◆ **TASK DETAILS**
Copy all the entries below exactly, but not the pictures.

Start of DATASET EXCERPTS

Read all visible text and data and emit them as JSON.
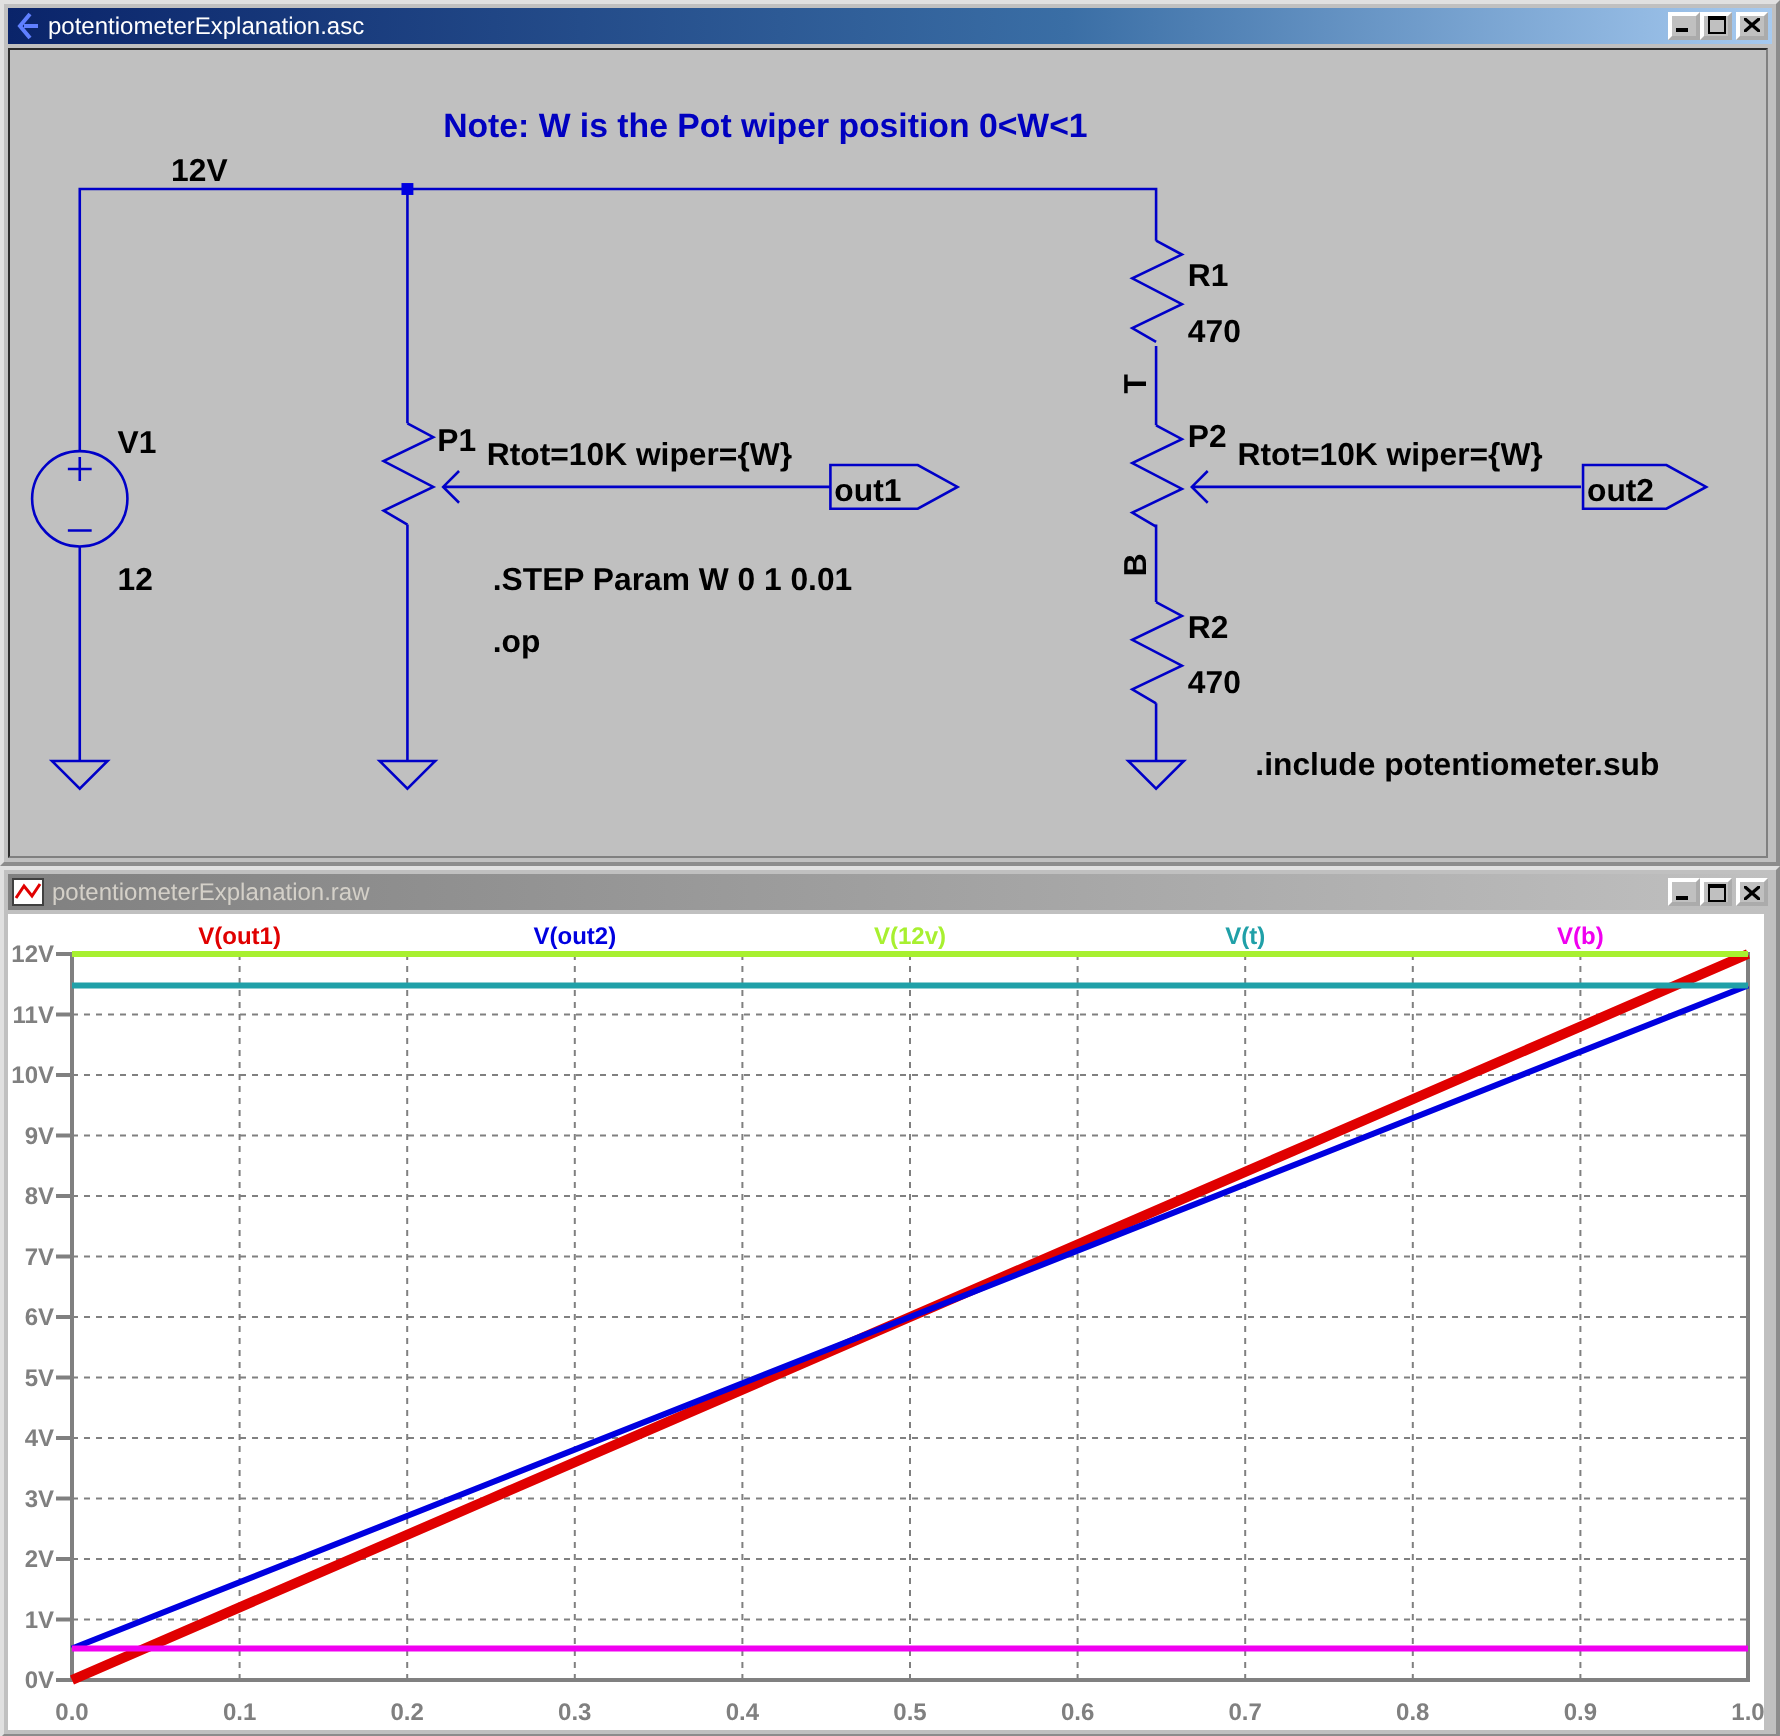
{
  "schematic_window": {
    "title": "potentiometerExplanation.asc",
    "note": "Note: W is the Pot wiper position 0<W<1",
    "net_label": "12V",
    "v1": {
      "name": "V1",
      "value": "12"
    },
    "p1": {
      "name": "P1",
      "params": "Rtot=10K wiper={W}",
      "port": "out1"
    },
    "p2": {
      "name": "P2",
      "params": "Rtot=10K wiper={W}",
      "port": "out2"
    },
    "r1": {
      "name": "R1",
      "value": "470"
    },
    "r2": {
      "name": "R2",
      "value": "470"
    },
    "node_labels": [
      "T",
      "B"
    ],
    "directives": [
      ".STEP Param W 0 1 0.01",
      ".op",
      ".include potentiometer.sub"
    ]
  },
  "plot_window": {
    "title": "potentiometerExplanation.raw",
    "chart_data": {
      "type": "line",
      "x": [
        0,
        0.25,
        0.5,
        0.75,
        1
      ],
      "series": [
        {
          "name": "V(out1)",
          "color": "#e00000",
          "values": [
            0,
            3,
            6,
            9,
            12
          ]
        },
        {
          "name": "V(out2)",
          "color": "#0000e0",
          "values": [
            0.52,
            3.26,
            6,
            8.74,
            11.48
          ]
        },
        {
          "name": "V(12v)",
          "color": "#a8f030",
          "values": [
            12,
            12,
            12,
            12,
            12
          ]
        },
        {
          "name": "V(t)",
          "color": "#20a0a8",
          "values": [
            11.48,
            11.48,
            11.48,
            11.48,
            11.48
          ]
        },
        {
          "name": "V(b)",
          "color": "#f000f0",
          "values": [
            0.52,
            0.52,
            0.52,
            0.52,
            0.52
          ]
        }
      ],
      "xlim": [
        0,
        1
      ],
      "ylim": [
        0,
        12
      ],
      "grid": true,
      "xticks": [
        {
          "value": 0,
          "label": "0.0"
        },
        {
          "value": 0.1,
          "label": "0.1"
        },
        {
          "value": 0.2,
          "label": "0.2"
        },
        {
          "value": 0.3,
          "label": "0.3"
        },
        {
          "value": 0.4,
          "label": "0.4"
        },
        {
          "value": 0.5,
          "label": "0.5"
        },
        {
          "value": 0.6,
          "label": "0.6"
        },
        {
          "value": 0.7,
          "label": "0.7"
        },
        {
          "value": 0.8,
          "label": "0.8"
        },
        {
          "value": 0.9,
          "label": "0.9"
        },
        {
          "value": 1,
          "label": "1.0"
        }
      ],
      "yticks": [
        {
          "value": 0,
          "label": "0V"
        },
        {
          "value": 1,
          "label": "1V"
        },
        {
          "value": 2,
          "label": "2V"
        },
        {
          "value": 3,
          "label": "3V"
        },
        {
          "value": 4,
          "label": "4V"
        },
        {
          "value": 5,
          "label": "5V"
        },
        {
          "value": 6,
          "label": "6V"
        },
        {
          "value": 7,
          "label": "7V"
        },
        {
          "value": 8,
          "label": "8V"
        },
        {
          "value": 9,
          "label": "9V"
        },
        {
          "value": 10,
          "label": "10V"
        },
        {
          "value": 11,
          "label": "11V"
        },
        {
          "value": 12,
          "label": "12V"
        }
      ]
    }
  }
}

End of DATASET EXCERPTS

◆ **THE COMPLETED TASK**
Read all visible text and data and emit them as JSON.
{
  "schematic_window": {
    "title": "potentiometerExplanation.asc",
    "note": "Note: W is the Pot wiper position 0<W<1",
    "net_label": "12V",
    "v1": {
      "name": "V1",
      "value": "12"
    },
    "p1": {
      "name": "P1",
      "params": "Rtot=10K wiper={W}",
      "port": "out1"
    },
    "p2": {
      "name": "P2",
      "params": "Rtot=10K wiper={W}",
      "port": "out2"
    },
    "r1": {
      "name": "R1",
      "value": "470"
    },
    "r2": {
      "name": "R2",
      "value": "470"
    },
    "node_labels": [
      "T",
      "B"
    ],
    "directives": [
      ".STEP Param W 0 1 0.01",
      ".op",
      ".include potentiometer.sub"
    ]
  },
  "plot_window": {
    "title": "potentiometerExplanation.raw",
    "chart_data": {
      "type": "line",
      "x": [
        0,
        0.25,
        0.5,
        0.75,
        1
      ],
      "series": [
        {
          "name": "V(out1)",
          "color": "#e00000",
          "values": [
            0,
            3,
            6,
            9,
            12
          ]
        },
        {
          "name": "V(out2)",
          "color": "#0000e0",
          "values": [
            0.52,
            3.26,
            6,
            8.74,
            11.48
          ]
        },
        {
          "name": "V(12v)",
          "color": "#a8f030",
          "values": [
            12,
            12,
            12,
            12,
            12
          ]
        },
        {
          "name": "V(t)",
          "color": "#20a0a8",
          "values": [
            11.48,
            11.48,
            11.48,
            11.48,
            11.48
          ]
        },
        {
          "name": "V(b)",
          "color": "#f000f0",
          "values": [
            0.52,
            0.52,
            0.52,
            0.52,
            0.52
          ]
        }
      ],
      "xlim": [
        0,
        1
      ],
      "ylim": [
        0,
        12
      ],
      "grid": true,
      "xticks": [
        {
          "value": 0,
          "label": "0.0"
        },
        {
          "value": 0.1,
          "label": "0.1"
        },
        {
          "value": 0.2,
          "label": "0.2"
        },
        {
          "value": 0.3,
          "label": "0.3"
        },
        {
          "value": 0.4,
          "label": "0.4"
        },
        {
          "value": 0.5,
          "label": "0.5"
        },
        {
          "value": 0.6,
          "label": "0.6"
        },
        {
          "value": 0.7,
          "label": "0.7"
        },
        {
          "value": 0.8,
          "label": "0.8"
        },
        {
          "value": 0.9,
          "label": "0.9"
        },
        {
          "value": 1,
          "label": "1.0"
        }
      ],
      "yticks": [
        {
          "value": 0,
          "label": "0V"
        },
        {
          "value": 1,
          "label": "1V"
        },
        {
          "value": 2,
          "label": "2V"
        },
        {
          "value": 3,
          "label": "3V"
        },
        {
          "value": 4,
          "label": "4V"
        },
        {
          "value": 5,
          "label": "5V"
        },
        {
          "value": 6,
          "label": "6V"
        },
        {
          "value": 7,
          "label": "7V"
        },
        {
          "value": 8,
          "label": "8V"
        },
        {
          "value": 9,
          "label": "9V"
        },
        {
          "value": 10,
          "label": "10V"
        },
        {
          "value": 11,
          "label": "11V"
        },
        {
          "value": 12,
          "label": "12V"
        }
      ]
    }
  }
}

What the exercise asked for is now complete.